My solution is to change the way I'm trying to teach Dragon this skill, and hopefully find a way that will make more sense to him. He already has a strong "bring to hand" behavior (in fact, I think the strong reinforcement history for moving and targeting when he takes something into his mouth was part of the problem in understanding the new criteria of "just hold it"). So now instead of holding my hand out to him as a clear target on his way to me with an object, I am sometimes keeping it up and then lowering it once he's closer. Sometimes I lower it more slowly than other times. My goal is to start lowering my hand more and more slowly until he is effectively standing still with the item in his mouth and waiting. Then I will start waiting to lower my hand at all until he has stopped in front of me and is waiting and holding.

If this doesn't work, another method I've read about is teaching a dog to place his lower jaw onto a person's palm, and teach them to grab a dumbbell/retrieve object, and then to combine the two behaviors. Dragon does not currently have a duraction contact behavior with his nose or mouth, so this method would involve more new skill sets for him, and that's why I'm not using it as my first choice. Down the line, of course, it would be nice to teach him a chin target.

Eventually, for a formal retrieve, I'll also need to teach him to sit in front while holding onto an object, but I'm not worrying about that yet.
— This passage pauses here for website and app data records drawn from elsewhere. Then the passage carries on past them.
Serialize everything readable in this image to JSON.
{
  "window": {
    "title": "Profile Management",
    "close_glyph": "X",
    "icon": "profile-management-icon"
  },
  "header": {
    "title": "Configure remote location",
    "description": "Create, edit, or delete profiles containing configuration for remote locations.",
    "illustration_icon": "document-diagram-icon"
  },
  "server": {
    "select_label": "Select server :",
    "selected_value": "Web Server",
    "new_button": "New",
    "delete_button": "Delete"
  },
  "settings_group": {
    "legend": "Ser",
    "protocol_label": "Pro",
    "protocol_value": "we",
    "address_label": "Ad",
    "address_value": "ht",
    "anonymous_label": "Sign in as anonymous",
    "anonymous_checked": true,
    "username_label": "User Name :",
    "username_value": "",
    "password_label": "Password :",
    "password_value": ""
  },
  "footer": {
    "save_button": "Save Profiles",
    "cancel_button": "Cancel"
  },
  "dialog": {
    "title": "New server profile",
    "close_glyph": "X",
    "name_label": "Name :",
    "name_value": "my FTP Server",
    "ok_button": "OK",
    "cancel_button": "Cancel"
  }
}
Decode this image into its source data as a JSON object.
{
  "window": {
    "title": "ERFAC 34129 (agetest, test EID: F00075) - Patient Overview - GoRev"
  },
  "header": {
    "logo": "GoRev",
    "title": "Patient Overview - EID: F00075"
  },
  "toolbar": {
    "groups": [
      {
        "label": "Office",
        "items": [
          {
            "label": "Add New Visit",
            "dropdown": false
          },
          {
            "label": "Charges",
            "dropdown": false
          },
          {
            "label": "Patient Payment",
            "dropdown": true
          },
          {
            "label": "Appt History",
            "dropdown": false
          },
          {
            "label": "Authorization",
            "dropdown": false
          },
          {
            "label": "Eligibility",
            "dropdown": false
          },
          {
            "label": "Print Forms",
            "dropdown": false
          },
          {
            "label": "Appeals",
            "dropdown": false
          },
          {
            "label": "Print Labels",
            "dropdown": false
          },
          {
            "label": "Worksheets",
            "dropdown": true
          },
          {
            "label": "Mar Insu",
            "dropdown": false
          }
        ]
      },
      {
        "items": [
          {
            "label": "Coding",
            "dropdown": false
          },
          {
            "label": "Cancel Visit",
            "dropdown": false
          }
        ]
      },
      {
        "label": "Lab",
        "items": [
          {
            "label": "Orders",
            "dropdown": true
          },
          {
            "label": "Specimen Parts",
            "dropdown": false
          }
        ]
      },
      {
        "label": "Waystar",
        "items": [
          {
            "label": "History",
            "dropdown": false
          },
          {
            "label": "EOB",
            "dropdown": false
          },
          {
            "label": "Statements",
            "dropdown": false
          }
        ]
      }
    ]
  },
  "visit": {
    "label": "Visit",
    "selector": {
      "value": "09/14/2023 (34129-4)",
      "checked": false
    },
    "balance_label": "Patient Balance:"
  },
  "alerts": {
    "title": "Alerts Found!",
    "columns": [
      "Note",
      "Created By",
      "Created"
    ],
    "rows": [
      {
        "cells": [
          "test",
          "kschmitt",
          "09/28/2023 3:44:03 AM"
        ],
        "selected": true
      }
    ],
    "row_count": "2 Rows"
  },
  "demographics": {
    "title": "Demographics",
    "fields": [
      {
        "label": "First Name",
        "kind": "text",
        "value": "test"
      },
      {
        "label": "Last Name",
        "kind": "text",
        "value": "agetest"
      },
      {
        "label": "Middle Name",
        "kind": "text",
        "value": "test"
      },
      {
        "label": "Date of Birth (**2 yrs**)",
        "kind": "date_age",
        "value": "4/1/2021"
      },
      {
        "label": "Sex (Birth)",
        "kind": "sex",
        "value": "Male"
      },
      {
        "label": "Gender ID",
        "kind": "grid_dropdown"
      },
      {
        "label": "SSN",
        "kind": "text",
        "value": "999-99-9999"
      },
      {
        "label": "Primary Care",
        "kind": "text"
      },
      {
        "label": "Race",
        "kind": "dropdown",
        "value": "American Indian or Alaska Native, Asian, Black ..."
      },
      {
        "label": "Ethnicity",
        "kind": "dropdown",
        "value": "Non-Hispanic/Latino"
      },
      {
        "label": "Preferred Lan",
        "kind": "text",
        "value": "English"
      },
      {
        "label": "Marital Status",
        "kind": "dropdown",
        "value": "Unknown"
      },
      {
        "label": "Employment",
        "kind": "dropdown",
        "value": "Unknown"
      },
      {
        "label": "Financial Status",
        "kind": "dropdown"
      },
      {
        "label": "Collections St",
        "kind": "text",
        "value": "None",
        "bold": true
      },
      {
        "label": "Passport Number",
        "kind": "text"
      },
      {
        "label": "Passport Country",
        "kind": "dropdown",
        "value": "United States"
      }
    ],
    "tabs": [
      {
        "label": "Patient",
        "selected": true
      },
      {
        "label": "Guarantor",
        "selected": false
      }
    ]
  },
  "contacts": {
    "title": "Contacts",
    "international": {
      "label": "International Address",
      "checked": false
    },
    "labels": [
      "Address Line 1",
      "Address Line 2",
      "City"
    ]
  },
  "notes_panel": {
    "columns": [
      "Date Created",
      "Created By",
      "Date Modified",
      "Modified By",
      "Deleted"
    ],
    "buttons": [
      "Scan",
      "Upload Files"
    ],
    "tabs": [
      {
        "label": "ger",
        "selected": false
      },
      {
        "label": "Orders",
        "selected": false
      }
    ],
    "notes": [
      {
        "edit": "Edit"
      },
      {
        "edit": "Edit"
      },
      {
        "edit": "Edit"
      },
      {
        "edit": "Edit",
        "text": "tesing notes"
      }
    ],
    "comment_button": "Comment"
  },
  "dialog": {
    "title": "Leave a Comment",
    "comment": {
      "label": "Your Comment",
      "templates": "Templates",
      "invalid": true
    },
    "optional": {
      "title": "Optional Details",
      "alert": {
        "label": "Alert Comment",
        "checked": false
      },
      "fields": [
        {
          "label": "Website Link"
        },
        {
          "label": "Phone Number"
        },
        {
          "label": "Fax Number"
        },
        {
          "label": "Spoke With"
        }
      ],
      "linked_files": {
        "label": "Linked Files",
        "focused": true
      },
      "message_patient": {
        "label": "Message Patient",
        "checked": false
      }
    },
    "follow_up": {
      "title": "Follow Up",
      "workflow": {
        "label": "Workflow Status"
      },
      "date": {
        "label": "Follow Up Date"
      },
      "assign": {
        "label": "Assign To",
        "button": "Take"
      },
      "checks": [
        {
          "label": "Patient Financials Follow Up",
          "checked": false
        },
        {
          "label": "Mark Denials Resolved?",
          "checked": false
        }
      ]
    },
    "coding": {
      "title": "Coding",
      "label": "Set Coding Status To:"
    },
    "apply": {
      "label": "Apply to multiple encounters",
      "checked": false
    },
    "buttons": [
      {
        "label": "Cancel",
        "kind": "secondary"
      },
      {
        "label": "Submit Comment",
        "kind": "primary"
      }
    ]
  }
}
Other aspects of retrieving that we have been working on:
- reaching underneath or into a small space to reach the retrieve object
- reaching up high to reach the object, especially pulling something down (this is quite difficult for Dragon because sudden falling motions scare him)
- pulling something out of a box or over a barrier (speaking of spatial reasoning, this is helping him to develop it!)
- retrieving larger, heavier, or awkwardly shaped objects
- retrieving objects by name (inspired by Dr. Irene Pepperberg and her work with Alex, I'm starting off by trying to teach him the names "ball" for his orange floaty ball and "sock" for his sock tug, next items will probably be "stick" and "hoof" for his pig hoof)

My eventual goal is to have both a formal retrieve for the obedience ring as well as a useful service dog-type retrieve of named objects. I can't explain why but retrieving is something that I really love training with the clicker, and all these variations on the behavior keep the training new and engaging for both of us.